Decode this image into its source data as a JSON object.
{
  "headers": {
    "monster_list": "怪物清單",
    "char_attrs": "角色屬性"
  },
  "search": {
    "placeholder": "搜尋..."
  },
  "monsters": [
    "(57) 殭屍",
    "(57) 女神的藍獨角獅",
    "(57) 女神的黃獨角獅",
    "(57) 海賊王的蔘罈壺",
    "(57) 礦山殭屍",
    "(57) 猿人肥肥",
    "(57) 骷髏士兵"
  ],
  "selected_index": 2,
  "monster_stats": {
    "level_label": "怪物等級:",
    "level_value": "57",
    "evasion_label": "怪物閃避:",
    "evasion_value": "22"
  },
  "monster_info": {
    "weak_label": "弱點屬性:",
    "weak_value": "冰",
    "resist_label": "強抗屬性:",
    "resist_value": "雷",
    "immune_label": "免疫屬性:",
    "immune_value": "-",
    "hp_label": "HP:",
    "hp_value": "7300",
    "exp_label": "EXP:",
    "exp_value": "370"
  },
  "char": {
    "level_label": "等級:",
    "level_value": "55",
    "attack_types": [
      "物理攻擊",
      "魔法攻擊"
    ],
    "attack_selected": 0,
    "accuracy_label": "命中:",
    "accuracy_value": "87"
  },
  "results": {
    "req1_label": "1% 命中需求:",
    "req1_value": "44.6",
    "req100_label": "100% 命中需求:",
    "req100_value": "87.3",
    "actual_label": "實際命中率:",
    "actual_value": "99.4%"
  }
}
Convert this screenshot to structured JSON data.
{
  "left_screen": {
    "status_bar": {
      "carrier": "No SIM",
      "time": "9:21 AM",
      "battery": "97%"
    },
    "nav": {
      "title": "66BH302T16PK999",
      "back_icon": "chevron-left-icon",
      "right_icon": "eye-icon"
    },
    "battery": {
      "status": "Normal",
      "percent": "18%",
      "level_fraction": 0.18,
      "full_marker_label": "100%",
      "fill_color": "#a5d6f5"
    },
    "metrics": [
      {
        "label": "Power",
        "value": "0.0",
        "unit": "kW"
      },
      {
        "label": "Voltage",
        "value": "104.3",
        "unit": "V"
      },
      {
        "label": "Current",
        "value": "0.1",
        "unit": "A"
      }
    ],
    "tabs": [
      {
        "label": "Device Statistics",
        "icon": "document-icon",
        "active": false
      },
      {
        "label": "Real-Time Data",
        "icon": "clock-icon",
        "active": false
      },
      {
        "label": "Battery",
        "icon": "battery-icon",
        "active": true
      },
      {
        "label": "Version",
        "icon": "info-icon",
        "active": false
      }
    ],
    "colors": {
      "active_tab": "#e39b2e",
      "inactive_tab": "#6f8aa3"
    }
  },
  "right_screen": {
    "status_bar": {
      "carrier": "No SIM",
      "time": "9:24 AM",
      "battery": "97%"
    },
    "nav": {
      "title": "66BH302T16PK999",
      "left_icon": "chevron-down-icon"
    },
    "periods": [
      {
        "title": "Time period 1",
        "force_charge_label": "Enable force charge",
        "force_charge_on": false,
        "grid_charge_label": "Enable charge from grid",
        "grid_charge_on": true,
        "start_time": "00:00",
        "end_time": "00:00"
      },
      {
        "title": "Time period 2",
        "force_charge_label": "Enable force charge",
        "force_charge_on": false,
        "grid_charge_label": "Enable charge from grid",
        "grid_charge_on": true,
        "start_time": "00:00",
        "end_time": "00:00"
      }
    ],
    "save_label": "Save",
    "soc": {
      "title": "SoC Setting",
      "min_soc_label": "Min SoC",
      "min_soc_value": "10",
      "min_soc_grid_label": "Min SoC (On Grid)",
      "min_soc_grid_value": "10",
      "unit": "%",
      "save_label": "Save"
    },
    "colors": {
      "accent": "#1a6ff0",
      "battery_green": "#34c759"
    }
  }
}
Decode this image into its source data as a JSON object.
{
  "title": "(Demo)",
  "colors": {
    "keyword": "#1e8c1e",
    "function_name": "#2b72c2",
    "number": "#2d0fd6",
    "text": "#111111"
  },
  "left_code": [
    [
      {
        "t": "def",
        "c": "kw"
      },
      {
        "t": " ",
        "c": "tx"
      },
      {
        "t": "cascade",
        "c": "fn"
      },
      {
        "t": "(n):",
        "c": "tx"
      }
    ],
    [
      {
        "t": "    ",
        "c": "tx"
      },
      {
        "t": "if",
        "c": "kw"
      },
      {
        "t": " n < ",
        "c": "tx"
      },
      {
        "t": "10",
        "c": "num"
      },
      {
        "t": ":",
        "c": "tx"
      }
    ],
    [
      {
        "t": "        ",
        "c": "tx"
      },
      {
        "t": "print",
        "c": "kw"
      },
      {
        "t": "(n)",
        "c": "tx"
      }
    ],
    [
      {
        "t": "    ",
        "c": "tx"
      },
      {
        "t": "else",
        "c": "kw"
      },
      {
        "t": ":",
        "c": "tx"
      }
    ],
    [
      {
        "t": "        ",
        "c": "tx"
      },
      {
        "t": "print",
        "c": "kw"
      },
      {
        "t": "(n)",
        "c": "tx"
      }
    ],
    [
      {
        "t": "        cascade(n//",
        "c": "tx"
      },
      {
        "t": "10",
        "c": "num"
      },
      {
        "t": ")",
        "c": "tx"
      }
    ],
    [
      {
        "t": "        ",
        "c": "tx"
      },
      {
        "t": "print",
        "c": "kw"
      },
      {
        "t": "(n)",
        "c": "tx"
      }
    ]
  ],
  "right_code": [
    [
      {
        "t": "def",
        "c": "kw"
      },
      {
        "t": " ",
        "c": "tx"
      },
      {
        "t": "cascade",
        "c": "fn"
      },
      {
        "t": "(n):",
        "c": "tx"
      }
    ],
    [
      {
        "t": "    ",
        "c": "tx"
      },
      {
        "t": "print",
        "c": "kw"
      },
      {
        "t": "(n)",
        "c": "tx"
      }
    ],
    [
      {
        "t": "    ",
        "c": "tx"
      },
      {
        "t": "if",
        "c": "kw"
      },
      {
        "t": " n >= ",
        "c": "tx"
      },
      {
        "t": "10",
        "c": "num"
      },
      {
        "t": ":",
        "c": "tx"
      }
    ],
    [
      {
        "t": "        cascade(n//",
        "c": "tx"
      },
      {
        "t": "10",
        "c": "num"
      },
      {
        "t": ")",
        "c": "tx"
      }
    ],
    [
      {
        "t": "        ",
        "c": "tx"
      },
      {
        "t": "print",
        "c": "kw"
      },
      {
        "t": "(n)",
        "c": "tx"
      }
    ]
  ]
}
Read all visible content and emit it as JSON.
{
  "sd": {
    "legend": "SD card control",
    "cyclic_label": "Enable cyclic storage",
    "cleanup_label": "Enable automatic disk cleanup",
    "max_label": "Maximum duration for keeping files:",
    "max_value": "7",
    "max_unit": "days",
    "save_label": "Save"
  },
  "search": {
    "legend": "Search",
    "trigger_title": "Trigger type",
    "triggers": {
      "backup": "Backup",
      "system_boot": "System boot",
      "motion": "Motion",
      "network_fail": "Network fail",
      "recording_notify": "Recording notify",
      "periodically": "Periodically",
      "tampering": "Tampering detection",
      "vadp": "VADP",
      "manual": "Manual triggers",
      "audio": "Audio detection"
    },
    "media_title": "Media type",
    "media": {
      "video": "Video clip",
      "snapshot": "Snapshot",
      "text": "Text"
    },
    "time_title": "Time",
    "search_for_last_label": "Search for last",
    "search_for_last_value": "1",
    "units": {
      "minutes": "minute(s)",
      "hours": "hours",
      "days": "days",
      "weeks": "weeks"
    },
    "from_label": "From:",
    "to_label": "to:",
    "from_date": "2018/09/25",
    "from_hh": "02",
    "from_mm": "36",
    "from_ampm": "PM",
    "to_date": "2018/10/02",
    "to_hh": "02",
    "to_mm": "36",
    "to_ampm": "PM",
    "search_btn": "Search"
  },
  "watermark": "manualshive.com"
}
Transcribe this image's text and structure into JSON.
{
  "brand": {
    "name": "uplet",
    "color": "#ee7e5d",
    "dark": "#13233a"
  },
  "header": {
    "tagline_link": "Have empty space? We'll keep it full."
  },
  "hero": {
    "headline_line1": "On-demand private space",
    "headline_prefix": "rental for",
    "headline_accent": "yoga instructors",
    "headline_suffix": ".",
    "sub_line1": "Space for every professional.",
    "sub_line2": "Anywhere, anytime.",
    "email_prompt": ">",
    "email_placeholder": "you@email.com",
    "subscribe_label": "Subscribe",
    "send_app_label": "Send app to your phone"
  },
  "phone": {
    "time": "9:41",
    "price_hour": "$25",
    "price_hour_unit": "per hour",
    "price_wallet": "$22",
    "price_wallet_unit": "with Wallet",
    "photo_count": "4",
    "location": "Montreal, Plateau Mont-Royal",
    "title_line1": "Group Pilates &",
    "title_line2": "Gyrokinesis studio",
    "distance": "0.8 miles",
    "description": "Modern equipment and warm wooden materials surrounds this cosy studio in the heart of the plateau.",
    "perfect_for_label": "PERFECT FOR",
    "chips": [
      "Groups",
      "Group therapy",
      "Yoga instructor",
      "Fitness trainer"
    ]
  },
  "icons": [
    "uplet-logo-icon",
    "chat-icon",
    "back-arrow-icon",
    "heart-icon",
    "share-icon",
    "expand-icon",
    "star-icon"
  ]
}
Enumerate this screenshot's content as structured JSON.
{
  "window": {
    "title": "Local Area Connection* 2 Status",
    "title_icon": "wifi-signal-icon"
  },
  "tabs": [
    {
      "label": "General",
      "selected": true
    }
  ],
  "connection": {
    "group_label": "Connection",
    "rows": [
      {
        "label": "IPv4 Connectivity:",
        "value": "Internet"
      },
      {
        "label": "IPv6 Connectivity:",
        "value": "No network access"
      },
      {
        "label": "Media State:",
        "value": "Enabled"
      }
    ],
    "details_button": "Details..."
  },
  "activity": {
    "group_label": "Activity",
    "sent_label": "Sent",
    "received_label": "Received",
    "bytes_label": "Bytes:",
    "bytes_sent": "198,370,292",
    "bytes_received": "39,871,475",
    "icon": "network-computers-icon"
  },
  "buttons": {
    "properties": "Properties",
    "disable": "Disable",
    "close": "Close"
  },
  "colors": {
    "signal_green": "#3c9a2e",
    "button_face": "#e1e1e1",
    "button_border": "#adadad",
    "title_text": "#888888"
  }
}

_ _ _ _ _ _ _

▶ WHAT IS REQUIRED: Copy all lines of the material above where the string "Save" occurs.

▶ SOLUTION TO THIS TASK:
    "save_label": "Save",
      "save_label": "Save"
    "save_label": "Save"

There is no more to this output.